Democratic Union's Ehud Barak wrote on Twitter: "Does the suspect demand that his senior party members declare their loyalty for the ruler? To crown him as the sole candidate [for prime minister]? Likud members, if you have any loyalty left to the liberal-national movement which you joined – don’t let the criminal suspect transform Likud into the suspect's party."

Labor lawmaker Itzik Shmuli suggested that his "friends in Likud shouldn't stop at signing petitions for the supreme leader. If you already transformed a liberal-national movement into a personality cult, maybe you should also cut your veins to demonstrate loyalty."

Following Lieberman's comments, the prime minister's son, Yair Netanyhau accused Edelstein of planning a coup with the chairman of Yisrael Beiteinu.

"Lieberman just accidentally uncovered a coup he planned with Yuli Edelstein - and they say I'm the one who can't keep my mouth shut," Netanyahu tweeted. He then deleted the tweet, and asked to clarify his words did not represent his father's opinion.

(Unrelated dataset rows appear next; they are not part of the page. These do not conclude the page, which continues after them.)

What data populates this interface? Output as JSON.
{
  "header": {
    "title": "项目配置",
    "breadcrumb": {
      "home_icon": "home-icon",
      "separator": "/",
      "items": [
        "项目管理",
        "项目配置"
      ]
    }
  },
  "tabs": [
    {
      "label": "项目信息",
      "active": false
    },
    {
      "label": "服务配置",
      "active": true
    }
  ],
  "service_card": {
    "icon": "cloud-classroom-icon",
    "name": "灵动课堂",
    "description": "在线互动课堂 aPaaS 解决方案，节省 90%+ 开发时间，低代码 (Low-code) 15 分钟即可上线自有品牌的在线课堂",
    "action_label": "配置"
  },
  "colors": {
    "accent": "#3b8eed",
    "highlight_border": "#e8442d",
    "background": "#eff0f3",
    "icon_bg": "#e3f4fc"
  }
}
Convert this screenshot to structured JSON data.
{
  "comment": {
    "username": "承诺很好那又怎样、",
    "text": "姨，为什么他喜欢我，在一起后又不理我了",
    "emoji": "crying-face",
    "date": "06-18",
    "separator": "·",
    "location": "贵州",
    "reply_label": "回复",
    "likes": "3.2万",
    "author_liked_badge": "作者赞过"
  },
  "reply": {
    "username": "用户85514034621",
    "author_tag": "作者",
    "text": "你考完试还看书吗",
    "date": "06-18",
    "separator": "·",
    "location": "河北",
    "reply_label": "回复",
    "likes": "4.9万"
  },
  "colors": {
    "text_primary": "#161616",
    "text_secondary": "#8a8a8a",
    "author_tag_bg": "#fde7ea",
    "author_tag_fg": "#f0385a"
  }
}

Edelstein issued his own response, saying, "Netanyahu is the only Likud candidate to be the next prime minister. The fact that the names of senior Likud leaders are brought up as replacements for Netanyahu is nothing more than a relentless attempt to delegitimize the elected Likud leader. Nobody can hurt Likud unity."